Given entries:

Segment Open

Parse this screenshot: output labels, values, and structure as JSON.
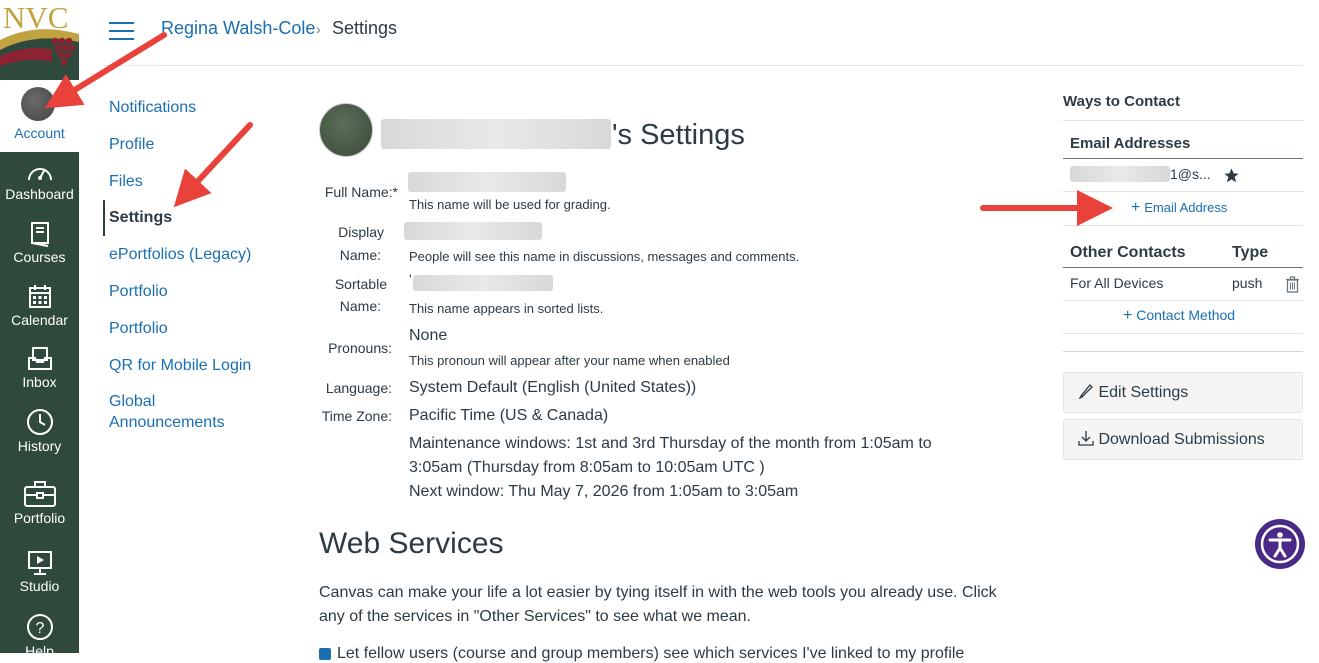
{
  "logo": {
    "text": "NVC"
  },
  "global_nav": {
    "account_label": "Account",
    "items": [
      {
        "label": "Dashboard",
        "icon": "dashboard-icon"
      },
      {
        "label": "Courses",
        "icon": "courses-icon"
      },
      {
        "label": "Calendar",
        "icon": "calendar-icon"
      },
      {
        "label": "Inbox",
        "icon": "inbox-icon"
      },
      {
        "label": "History",
        "icon": "history-icon"
      },
      {
        "label": "Portfolio",
        "icon": "portfolio-icon"
      },
      {
        "label": "Studio",
        "icon": "studio-icon"
      },
      {
        "label": "Help",
        "icon": "help-icon"
      }
    ],
    "bg_color": "#2f4a3c"
  },
  "breadcrumb": {
    "user": "Regina Walsh-Cole",
    "separator": "›",
    "current": "Settings"
  },
  "sub_nav": {
    "items": [
      "Notifications",
      "Profile",
      "Files",
      "Settings",
      "ePortfolios (Legacy)",
      "Portfolio",
      "Portfolio",
      "QR for Mobile Login",
      "Global Announcements"
    ],
    "active": "Settings"
  },
  "profile": {
    "title_suffix": "'s Settings",
    "full_name_label": "Full Name:*",
    "full_name_hint": "This name will be used for grading.",
    "display_name_label_1": "Display",
    "display_name_label_2": "Name:",
    "display_name_hint": "People will see this name in discussions, messages and comments.",
    "sortable_name_label_1": "Sortable",
    "sortable_name_label_2": "Name:",
    "sortable_name_prefix": "'",
    "sortable_name_hint": "This name appears in sorted lists.",
    "pronouns_label": "Pronouns:",
    "pronouns_value": "None",
    "pronouns_hint": "This pronoun will appear after your name when enabled",
    "language_label": "Language:",
    "language_value": "System Default (English (United States))",
    "timezone_label": "Time Zone:",
    "timezone_value": "Pacific Time (US & Canada)",
    "maintenance_line_1": "Maintenance windows: 1st and 3rd Thursday of the month from 1:05am to",
    "maintenance_line_2": "3:05am (Thursday from 8:05am to 10:05am UTC )",
    "next_window": "Next window: Thu May 7, 2026 from 1:05am to 3:05am"
  },
  "web_services": {
    "title": "Web Services",
    "text": "Canvas can make your life a lot easier by tying itself in with the web tools you already use. Click any of the services in \"Other Services\" to see what we mean.",
    "checkbox_text": "Let fellow users (course and group members) see which services I've linked to my profile"
  },
  "contact": {
    "heading": "Ways to Contact",
    "email_heading": "Email Addresses",
    "email_value": "1@s...",
    "add_email": "Email Address",
    "other_heading": "Other Contacts",
    "type_heading": "Type",
    "other_name": "For All Devices",
    "other_type": "push",
    "add_contact": "Contact Method"
  },
  "actions": {
    "edit_settings": "Edit Settings",
    "download_submissions": "Download Submissions"
  },
  "colors": {
    "link": "#1a6fb3",
    "text": "#2d3b45",
    "arrow": "#e8423b",
    "a11y": "#4b2a87"
  }
}
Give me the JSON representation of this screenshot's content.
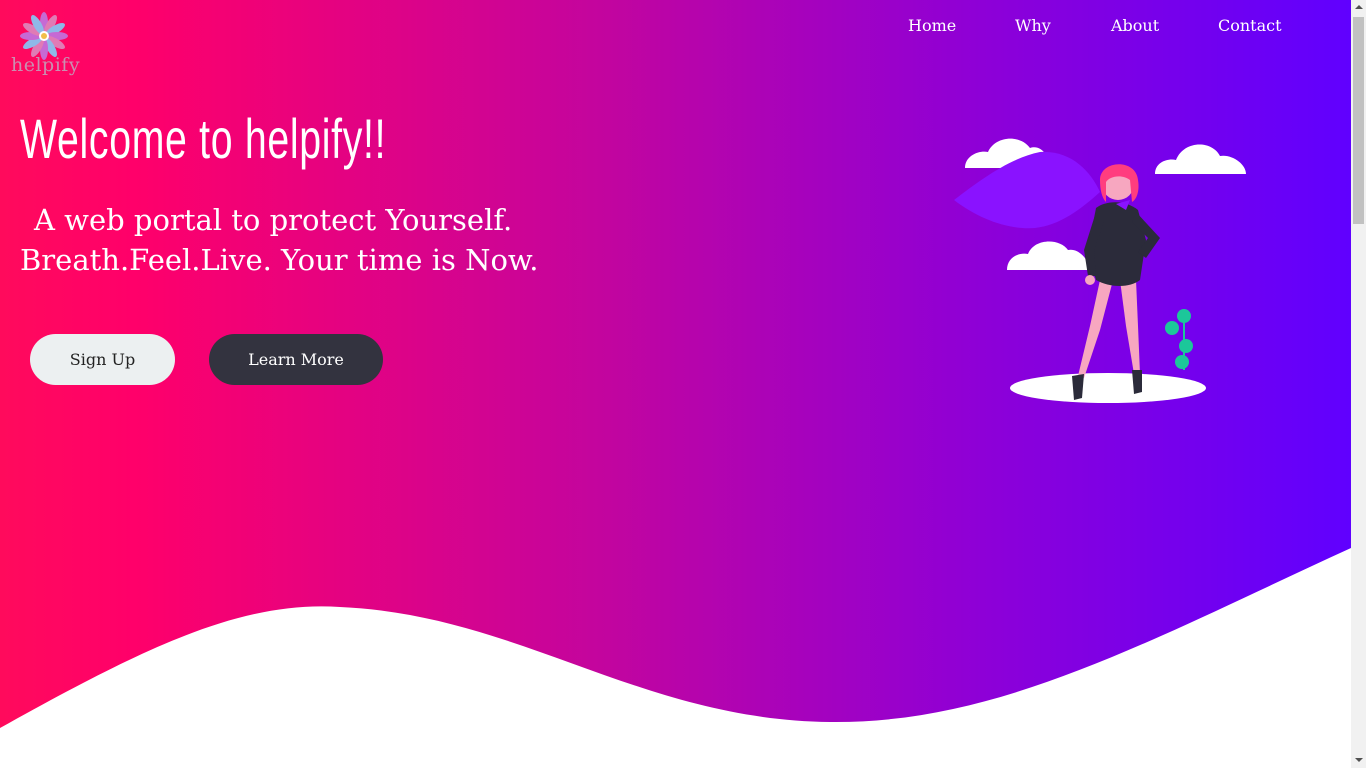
{
  "logo": {
    "text": "helpify",
    "icon": "flower-logo-icon"
  },
  "nav": {
    "items": [
      {
        "label": "Home"
      },
      {
        "label": "Why"
      },
      {
        "label": "About"
      },
      {
        "label": "Contact"
      }
    ]
  },
  "hero": {
    "title": "Welcome to helpify!!",
    "tagline_line1": "A web portal to protect Yourself.",
    "tagline_line2": "Breath.Feel.Live. Your time is Now.",
    "signup_label": "Sign Up",
    "learn_more_label": "Learn More",
    "illustration": "woman-standing-clouds-illustration"
  },
  "colors": {
    "gradient_start": "#ff0a5c",
    "gradient_end": "#6000ff",
    "signup_bg": "#ecf0f1",
    "learn_more_bg": "#33333f"
  }
}
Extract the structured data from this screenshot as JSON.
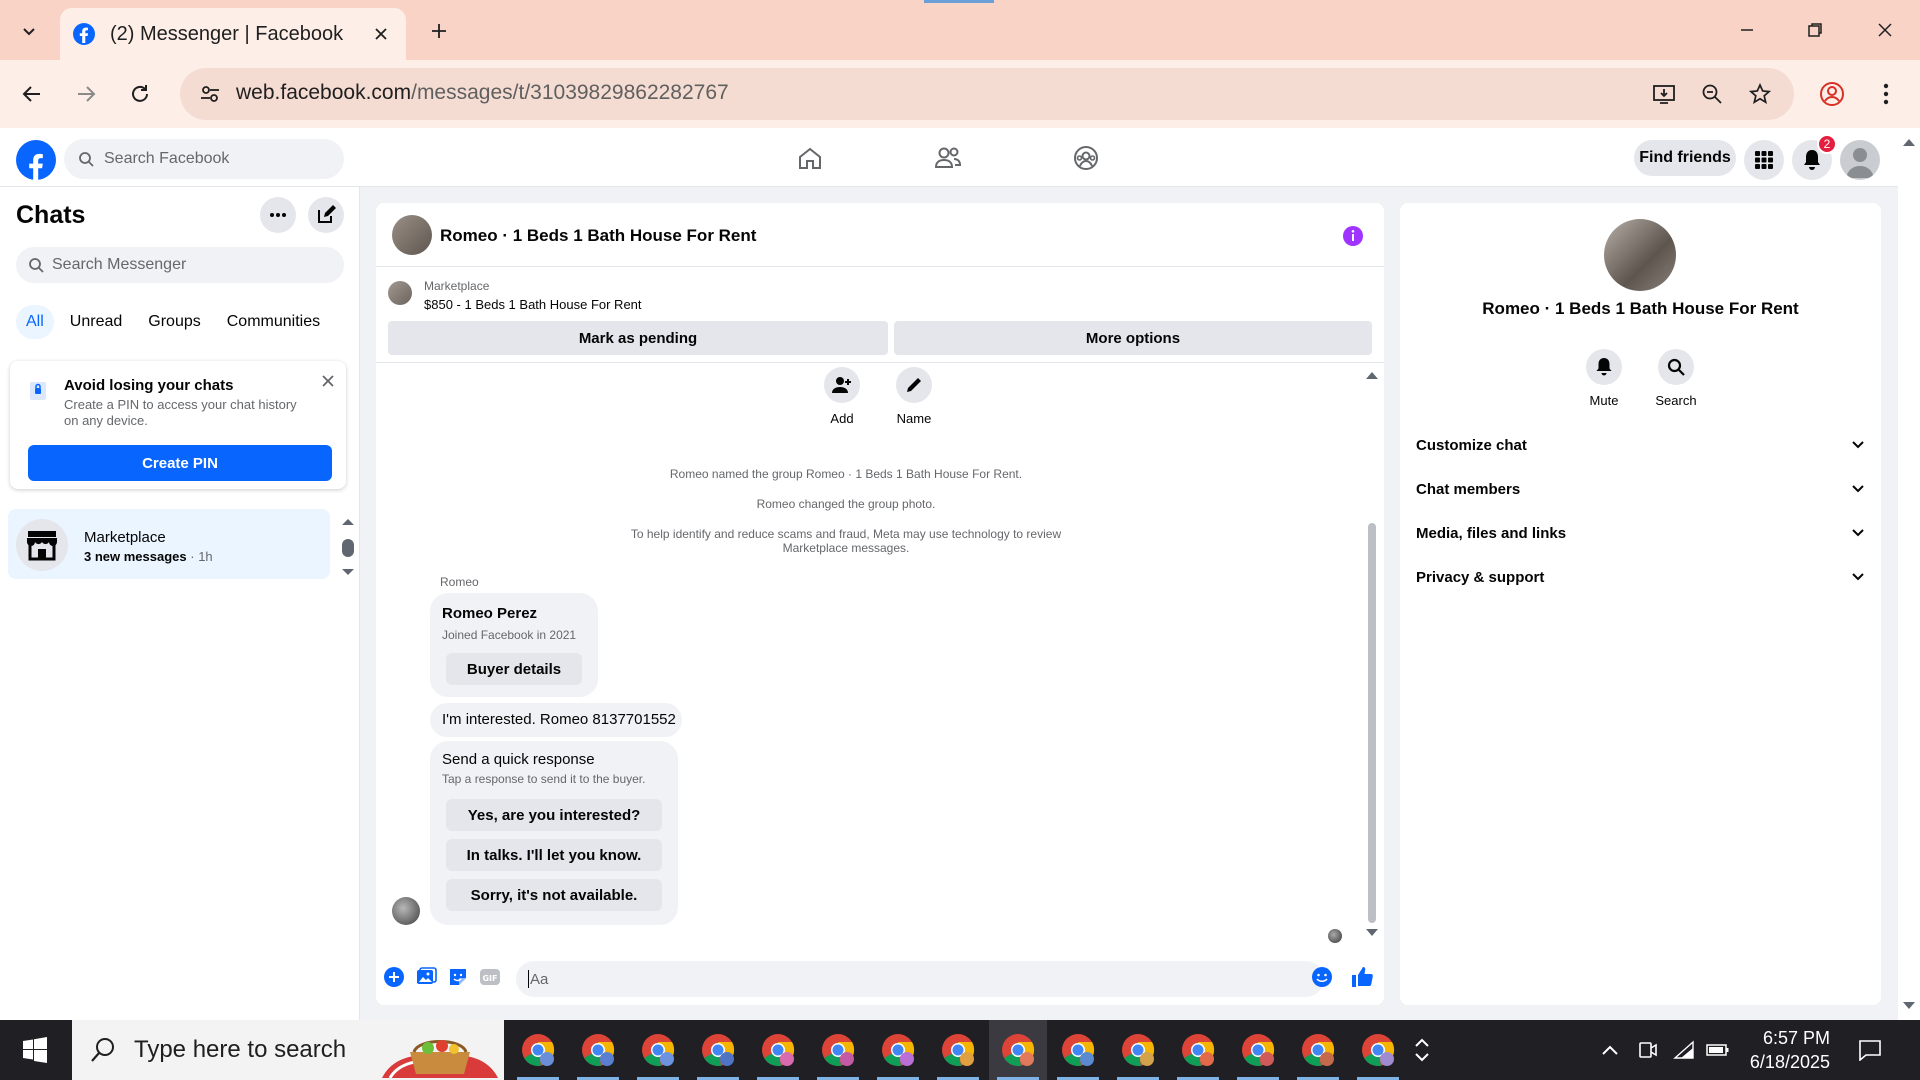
{
  "browser": {
    "tab_title": "(2) Messenger | Facebook",
    "url_host": "web.facebook.com",
    "url_path": "/messages/t/31039829862282767"
  },
  "header": {
    "search_placeholder": "Search Facebook",
    "find_friends": "Find friends",
    "notification_count": "2"
  },
  "sidebar": {
    "title": "Chats",
    "search_placeholder": "Search Messenger",
    "filters": [
      "All",
      "Unread",
      "Groups",
      "Communities"
    ],
    "pin_card": {
      "title": "Avoid losing your chats",
      "description": "Create a PIN to access your chat history on any device.",
      "button": "Create PIN"
    },
    "conversations": [
      {
        "name": "Marketplace",
        "meta": "3 new messages",
        "time": "1h"
      }
    ]
  },
  "chat": {
    "title": "Romeo · 1 Beds 1 Bath House For Rent",
    "marketplace_label": "Marketplace",
    "listing": "$850 - 1 Beds 1 Bath House For Rent",
    "mark_pending": "Mark as pending",
    "more_options": "More options",
    "actions": [
      {
        "label": "Add",
        "icon": "add-person-icon"
      },
      {
        "label": "Name",
        "icon": "pencil-icon"
      }
    ],
    "system_messages": [
      "Romeo named the group Romeo · 1 Beds 1 Bath House For Rent.",
      "Romeo changed the group photo.",
      "To help identify and reduce scams and fraud, Meta may use technology to review Marketplace messages."
    ],
    "sender": "Romeo",
    "buyer_card": {
      "name": "Romeo Perez",
      "joined": "Joined Facebook in 2021",
      "button": "Buyer details"
    },
    "message": "I'm interested. Romeo 8137701552",
    "quick_response": {
      "title": "Send a quick response",
      "subtitle": "Tap a response to send it to the buyer.",
      "options": [
        "Yes, are you interested?",
        "In talks. I'll let you know.",
        "Sorry, it's not available."
      ]
    },
    "composer_placeholder": "Aa"
  },
  "details": {
    "title": "Romeo · 1 Beds 1 Bath House For Rent",
    "actions": [
      {
        "label": "Mute",
        "icon": "bell-icon"
      },
      {
        "label": "Search",
        "icon": "search-icon"
      }
    ],
    "sections": [
      "Customize chat",
      "Chat members",
      "Media, files and links",
      "Privacy & support"
    ]
  },
  "taskbar": {
    "search_placeholder": "Type here to search",
    "time": "6:57 PM",
    "date": "6/18/2025"
  },
  "colors": {
    "accent": "#0866ff",
    "tab_bar": "#f9d3c6",
    "badge": "#e41e3f",
    "info": "#a033ff"
  }
}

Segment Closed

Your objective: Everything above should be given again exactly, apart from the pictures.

Solution for this exercise:
Parse this screenshot: output labels, values, and structure as JSON.
{
  "logo": {
    "text": "NVC"
  },
  "global_nav": {
    "account_label": "Account",
    "items": [
      {
        "label": "Dashboard",
        "icon": "dashboard-icon"
      },
      {
        "label": "Courses",
        "icon": "courses-icon"
      },
      {
        "label": "Calendar",
        "icon": "calendar-icon"
      },
      {
        "label": "Inbox",
        "icon": "inbox-icon"
      },
      {
        "label": "History",
        "icon": "history-icon"
      },
      {
        "label": "Portfolio",
        "icon": "portfolio-icon"
      },
      {
        "label": "Studio",
        "icon": "studio-icon"
      },
      {
        "label": "Help",
        "icon": "help-icon"
      }
    ],
    "bg_color": "#2f4a3c"
  },
  "breadcrumb": {
    "user": "Regina Walsh-Cole",
    "separator": "›",
    "current": "Settings"
  },
  "sub_nav": {
    "items": [
      "Notifications",
      "Profile",
      "Files",
      "Settings",
      "ePortfolios (Legacy)",
      "Portfolio",
      "Portfolio",
      "QR for Mobile Login",
      "Global Announcements"
    ],
    "active": "Settings"
  },
  "profile": {
    "title_suffix": "'s Settings",
    "full_name_label": "Full Name:*",
    "full_name_hint": "This name will be used for grading.",
    "display_name_label_1": "Display",
    "display_name_label_2": "Name:",
    "display_name_hint": "People will see this name in discussions, messages and comments.",
    "sortable_name_label_1": "Sortable",
    "sortable_name_label_2": "Name:",
    "sortable_name_prefix": "'",
    "sortable_name_hint": "This name appears in sorted lists.",
    "pronouns_label": "Pronouns:",
    "pronouns_value": "None",
    "pronouns_hint": "This pronoun will appear after your name when enabled",
    "language_label": "Language:",
    "language_value": "System Default (English (United States))",
    "timezone_label": "Time Zone:",
    "timezone_value": "Pacific Time (US & Canada)",
    "maintenance_line_1": "Maintenance windows: 1st and 3rd Thursday of the month from 1:05am to",
    "maintenance_line_2": "3:05am (Thursday from 8:05am to 10:05am UTC )",
    "next_window": "Next window: Thu May 7, 2026 from 1:05am to 3:05am"
  },
  "web_services": {
    "title": "Web Services",
    "text": "Canvas can make your life a lot easier by tying itself in with the web tools you already use. Click any of the services in \"Other Services\" to see what we mean.",
    "checkbox_text": "Let fellow users (course and group members) see which services I've linked to my profile"
  },
  "contact": {
    "heading": "Ways to Contact",
    "email_heading": "Email Addresses",
    "email_value": "1@s...",
    "add_email": "Email Address",
    "other_heading": "Other Contacts",
    "type_heading": "Type",
    "other_name": "For All Devices",
    "other_type": "push",
    "add_contact": "Contact Method"
  },
  "actions": {
    "edit_settings": "Edit Settings",
    "download_submissions": "Download Submissions"
  },
  "colors": {
    "link": "#1a6fb3",
    "text": "#2d3b45",
    "arrow": "#e8423b",
    "a11y": "#4b2a87"
  }
}
Give me the JSON representation of this screenshot's content.
{
  "logo": {
    "text": "helpify",
    "icon": "flower-logo-icon"
  },
  "nav": {
    "items": [
      {
        "label": "Home"
      },
      {
        "label": "Why"
      },
      {
        "label": "About"
      },
      {
        "label": "Contact"
      }
    ]
  },
  "hero": {
    "title": "Welcome to helpify!!",
    "tagline_line1": "A web portal to protect Yourself.",
    "tagline_line2": "Breath.Feel.Live. Your time is Now.",
    "signup_label": "Sign Up",
    "learn_more_label": "Learn More",
    "illustration": "woman-standing-clouds-illustration"
  },
  "colors": {
    "gradient_start": "#ff0a5c",
    "gradient_end": "#6000ff",
    "signup_bg": "#ecf0f1",
    "learn_more_bg": "#33333f"
  }
}
Extract the structured data from this screenshot as JSON.
{
  "browser": {
    "tab_title": "(2) Messenger | Facebook",
    "url_host": "web.facebook.com",
    "url_path": "/messages/t/31039829862282767"
  },
  "header": {
    "search_placeholder": "Search Facebook",
    "find_friends": "Find friends",
    "notification_count": "2"
  },
  "sidebar": {
    "title": "Chats",
    "search_placeholder": "Search Messenger",
    "filters": [
      "All",
      "Unread",
      "Groups",
      "Communities"
    ],
    "pin_card": {
      "title": "Avoid losing your chats",
      "description": "Create a PIN to access your chat history on any device.",
      "button": "Create PIN"
    },
    "conversations": [
      {
        "name": "Marketplace",
        "meta": "3 new messages",
        "time": "1h"
      }
    ]
  },
  "chat": {
    "title": "Romeo · 1 Beds 1 Bath House For Rent",
    "marketplace_label": "Marketplace",
    "listing": "$850 - 1 Beds 1 Bath House For Rent",
    "mark_pending": "Mark as pending",
    "more_options": "More options",
    "actions": [
      {
        "label": "Add",
        "icon": "add-person-icon"
      },
      {
        "label": "Name",
        "icon": "pencil-icon"
      }
    ],
    "system_messages": [
      "Romeo named the group Romeo · 1 Beds 1 Bath House For Rent.",
      "Romeo changed the group photo.",
      "To help identify and reduce scams and fraud, Meta may use technology to review Marketplace messages."
    ],
    "sender": "Romeo",
    "buyer_card": {
      "name": "Romeo Perez",
      "joined": "Joined Facebook in 2021",
      "button": "Buyer details"
    },
    "message": "I'm interested. Romeo 8137701552",
    "quick_response": {
      "title": "Send a quick response",
      "subtitle": "Tap a response to send it to the buyer.",
      "options": [
        "Yes, are you interested?",
        "In talks. I'll let you know.",
        "Sorry, it's not available."
      ]
    },
    "composer_placeholder": "Aa"
  },
  "details": {
    "title": "Romeo · 1 Beds 1 Bath House For Rent",
    "actions": [
      {
        "label": "Mute",
        "icon": "bell-icon"
      },
      {
        "label": "Search",
        "icon": "search-icon"
      }
    ],
    "sections": [
      "Customize chat",
      "Chat members",
      "Media, files and links",
      "Privacy & support"
    ]
  },
  "taskbar": {
    "search_placeholder": "Type here to search",
    "time": "6:57 PM",
    "date": "6/18/2025"
  },
  "colors": {
    "accent": "#0866ff",
    "tab_bar": "#f9d3c6",
    "badge": "#e41e3f",
    "info": "#a033ff"
  }
}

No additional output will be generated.